• INSTRUCTIONS TO FOLLOW:
From the data that follows, copy every line with the string "expanded".

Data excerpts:
%%

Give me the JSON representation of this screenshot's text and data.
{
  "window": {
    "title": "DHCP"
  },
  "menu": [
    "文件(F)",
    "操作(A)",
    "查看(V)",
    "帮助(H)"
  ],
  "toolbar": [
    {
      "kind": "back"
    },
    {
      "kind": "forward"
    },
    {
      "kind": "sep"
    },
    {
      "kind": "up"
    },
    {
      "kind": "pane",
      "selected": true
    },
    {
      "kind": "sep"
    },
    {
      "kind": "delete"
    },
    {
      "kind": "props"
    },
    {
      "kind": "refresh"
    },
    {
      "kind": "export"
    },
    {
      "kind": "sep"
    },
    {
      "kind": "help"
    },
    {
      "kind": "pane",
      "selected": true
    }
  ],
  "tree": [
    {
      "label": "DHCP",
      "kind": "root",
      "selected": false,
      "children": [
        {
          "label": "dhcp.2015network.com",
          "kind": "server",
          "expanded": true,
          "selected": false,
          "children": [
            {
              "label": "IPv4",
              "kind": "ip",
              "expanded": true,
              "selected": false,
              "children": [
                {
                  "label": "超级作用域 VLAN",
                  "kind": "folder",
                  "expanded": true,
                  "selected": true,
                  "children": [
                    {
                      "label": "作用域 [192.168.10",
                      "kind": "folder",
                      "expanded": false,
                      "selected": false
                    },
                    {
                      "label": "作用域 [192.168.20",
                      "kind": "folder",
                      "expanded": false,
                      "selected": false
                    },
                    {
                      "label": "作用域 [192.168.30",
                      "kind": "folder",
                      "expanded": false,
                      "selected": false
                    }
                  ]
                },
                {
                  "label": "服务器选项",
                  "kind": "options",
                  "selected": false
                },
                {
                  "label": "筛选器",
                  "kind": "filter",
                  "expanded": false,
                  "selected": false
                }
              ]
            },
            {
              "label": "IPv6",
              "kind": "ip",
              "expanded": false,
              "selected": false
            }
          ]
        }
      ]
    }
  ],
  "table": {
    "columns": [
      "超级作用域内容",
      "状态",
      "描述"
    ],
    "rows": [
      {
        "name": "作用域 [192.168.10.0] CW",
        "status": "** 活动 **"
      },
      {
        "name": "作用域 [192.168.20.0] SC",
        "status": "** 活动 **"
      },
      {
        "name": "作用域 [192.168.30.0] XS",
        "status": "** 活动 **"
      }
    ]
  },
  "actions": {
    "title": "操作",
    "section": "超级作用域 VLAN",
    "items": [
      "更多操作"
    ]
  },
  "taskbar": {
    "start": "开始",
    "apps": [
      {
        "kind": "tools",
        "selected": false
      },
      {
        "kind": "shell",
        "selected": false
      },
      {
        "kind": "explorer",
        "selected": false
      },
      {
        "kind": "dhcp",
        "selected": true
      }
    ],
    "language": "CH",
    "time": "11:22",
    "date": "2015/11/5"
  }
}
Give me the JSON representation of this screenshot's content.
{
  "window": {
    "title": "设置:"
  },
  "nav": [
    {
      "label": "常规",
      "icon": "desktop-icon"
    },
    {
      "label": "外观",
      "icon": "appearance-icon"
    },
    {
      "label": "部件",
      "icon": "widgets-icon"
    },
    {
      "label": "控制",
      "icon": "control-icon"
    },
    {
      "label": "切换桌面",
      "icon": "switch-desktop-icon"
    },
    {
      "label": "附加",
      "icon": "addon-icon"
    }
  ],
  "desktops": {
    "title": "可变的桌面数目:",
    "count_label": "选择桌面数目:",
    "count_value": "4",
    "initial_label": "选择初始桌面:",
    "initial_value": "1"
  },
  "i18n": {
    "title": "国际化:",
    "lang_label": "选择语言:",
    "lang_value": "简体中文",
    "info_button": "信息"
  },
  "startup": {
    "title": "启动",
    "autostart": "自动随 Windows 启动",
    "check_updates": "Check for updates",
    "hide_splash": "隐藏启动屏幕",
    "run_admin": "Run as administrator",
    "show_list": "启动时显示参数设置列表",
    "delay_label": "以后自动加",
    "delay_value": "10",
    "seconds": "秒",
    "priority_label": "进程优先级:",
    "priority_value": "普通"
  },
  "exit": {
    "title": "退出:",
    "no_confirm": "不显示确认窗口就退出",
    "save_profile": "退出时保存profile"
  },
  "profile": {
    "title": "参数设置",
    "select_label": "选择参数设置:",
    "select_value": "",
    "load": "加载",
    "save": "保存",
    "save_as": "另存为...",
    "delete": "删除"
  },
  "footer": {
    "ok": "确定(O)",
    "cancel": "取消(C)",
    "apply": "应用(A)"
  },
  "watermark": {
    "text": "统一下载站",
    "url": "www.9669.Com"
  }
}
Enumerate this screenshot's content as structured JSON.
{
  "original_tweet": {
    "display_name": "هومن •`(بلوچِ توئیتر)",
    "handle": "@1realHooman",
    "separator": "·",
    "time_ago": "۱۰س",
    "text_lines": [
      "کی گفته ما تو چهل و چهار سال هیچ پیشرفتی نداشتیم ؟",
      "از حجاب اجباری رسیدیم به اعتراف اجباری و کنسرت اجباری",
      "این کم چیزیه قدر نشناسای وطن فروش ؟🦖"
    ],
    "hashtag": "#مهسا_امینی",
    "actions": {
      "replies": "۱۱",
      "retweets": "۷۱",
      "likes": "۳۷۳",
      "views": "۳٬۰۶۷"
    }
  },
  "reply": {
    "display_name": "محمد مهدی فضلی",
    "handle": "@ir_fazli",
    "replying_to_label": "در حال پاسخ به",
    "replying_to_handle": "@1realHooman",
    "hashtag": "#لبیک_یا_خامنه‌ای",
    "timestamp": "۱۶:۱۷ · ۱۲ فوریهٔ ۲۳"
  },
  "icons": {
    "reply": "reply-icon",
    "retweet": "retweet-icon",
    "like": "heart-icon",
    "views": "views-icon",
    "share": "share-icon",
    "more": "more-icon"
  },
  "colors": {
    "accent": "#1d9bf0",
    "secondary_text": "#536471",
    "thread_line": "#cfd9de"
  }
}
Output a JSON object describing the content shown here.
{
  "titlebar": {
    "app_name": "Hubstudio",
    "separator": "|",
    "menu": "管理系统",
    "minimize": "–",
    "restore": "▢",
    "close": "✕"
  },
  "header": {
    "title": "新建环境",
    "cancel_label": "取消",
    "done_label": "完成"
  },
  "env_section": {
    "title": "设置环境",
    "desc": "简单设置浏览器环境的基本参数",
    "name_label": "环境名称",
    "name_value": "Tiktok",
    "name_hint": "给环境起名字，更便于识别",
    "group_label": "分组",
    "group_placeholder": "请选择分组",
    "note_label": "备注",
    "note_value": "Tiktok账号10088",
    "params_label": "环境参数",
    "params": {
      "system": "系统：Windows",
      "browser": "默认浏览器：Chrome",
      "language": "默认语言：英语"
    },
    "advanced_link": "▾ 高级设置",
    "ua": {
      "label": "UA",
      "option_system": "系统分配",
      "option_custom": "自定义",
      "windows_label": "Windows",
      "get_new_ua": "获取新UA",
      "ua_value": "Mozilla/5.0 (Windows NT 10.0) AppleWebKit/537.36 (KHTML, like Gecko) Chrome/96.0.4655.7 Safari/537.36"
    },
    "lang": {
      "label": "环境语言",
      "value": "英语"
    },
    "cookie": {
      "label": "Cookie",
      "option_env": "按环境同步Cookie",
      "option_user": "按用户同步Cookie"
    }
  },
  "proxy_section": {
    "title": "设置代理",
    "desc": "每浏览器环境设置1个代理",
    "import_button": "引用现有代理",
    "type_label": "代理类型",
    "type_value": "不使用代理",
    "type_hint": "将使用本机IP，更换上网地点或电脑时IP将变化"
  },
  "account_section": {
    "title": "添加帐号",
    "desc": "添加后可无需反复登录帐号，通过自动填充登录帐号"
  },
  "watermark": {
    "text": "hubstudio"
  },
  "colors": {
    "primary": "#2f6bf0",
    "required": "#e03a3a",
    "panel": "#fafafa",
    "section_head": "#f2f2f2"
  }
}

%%

• OUTPUT FOR THIS TASK:
          "expanded": true,
              "expanded": true,
                  "expanded": true,
                      "expanded": false,
                      "expanded": false,
                      "expanded": false,
                  "expanded": false,
              "expanded": false,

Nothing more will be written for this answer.